Bucchero brazier containing domestic ware
Etruscan funerary goods (6th century BCE)

Vergil's famous epic poem in celebration of the founding of Rome offers us compelling portraits of goddesses and legendary women; none, however, capture the feeling of lived existence like the unnamed simple housewife in this brief simile, who rises before dawn to toil for her family. This glimpse into the labor performed in the home by the traditional materfamilias serves as a discreet bridge between the seduction by Venus of her husband Vulcan and his fulfillment of his promise to forge powerful weapons for her son, Aeneas. But not until haud secus (line 414) do we feel the impact of this image: while the two subjects and their tasks could not be more different, through this comparison Vergil makes us understand the dedication the divine metalsmith brings to his task Both like and yet unlike, the simile portrays Vulcan's spirit not as the work ethic of a skilled artisan but as the selfless and tireless devotion to family of a nurturing matrona. The meter is dactylic hexameter.
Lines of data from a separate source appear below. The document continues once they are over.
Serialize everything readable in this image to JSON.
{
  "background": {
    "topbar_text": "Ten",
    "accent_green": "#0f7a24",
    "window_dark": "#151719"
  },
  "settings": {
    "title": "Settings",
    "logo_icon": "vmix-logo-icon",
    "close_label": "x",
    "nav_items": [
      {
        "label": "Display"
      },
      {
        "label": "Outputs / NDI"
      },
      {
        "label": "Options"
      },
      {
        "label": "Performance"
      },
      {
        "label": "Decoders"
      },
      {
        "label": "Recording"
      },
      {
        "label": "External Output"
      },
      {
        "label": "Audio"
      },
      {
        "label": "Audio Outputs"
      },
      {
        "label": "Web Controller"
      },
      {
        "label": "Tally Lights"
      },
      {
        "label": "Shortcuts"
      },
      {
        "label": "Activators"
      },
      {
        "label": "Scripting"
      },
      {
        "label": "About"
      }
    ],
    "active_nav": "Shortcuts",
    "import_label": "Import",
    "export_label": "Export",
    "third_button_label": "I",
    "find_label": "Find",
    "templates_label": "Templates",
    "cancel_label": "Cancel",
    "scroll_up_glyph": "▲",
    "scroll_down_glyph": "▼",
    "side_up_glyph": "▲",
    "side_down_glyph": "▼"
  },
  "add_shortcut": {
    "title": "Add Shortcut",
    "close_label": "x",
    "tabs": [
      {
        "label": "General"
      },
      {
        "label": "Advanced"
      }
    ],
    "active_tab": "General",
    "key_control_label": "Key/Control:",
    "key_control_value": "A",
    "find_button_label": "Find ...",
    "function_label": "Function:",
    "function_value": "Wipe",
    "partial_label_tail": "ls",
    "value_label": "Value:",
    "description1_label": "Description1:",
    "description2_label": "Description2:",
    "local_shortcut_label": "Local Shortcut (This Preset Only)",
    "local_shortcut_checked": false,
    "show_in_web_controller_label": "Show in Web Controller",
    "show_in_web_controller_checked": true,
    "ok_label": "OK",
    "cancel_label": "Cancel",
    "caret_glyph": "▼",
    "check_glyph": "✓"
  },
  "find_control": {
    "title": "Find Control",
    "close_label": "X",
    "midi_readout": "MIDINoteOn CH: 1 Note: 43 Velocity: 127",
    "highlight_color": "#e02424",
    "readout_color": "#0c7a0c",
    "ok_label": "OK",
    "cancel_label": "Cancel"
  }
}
   Inde ubi prima quies medio iam noctis abactae  
  curriculo expulerat somnum, cum femina primum,  
  cui tolerare colo vitam tenuique Minerva  
410 impositum, cinerem et sopitos suscitat ignis
  noctem addens operi, famulasque ad lumina longo  
  exercet penso, castum ut servare cubile  
  coniugis et possit parvos educere natos:  
  haud secus ignipotens nec tempore segnior illo
415 mollibus e stratis opera ad fabrilia surgit.

Click on the underlined words for translation aids and commentary, which will appear in a small window. Close the small window after each use. Click on the icon link to the right of the poem for related images and information.

Ann R. Raia and Judith Lynn Sebesta
Return to The World of Family
March 2007